Problem statement
For the material below, the sole required output is the number of lines that include "khoản".

Given data
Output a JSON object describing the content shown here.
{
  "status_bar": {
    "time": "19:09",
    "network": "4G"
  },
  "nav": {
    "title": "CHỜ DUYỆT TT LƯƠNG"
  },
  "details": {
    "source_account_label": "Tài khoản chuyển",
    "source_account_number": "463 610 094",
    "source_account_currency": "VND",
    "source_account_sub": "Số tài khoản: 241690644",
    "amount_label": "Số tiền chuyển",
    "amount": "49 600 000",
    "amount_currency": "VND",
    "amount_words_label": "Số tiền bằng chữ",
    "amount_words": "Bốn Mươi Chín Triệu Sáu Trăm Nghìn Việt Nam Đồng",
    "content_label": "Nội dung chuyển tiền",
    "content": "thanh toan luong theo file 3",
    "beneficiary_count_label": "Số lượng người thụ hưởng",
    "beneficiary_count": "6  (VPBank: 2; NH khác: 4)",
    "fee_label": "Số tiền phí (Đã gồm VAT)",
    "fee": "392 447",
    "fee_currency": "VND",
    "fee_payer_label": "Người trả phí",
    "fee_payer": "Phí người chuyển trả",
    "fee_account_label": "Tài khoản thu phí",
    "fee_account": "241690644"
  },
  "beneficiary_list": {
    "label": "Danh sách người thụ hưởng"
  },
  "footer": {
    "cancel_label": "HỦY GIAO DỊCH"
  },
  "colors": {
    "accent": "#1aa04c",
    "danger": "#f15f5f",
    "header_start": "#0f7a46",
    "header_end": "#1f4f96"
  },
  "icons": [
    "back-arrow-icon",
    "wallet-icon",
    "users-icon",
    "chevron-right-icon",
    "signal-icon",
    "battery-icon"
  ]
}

Answer to this task
3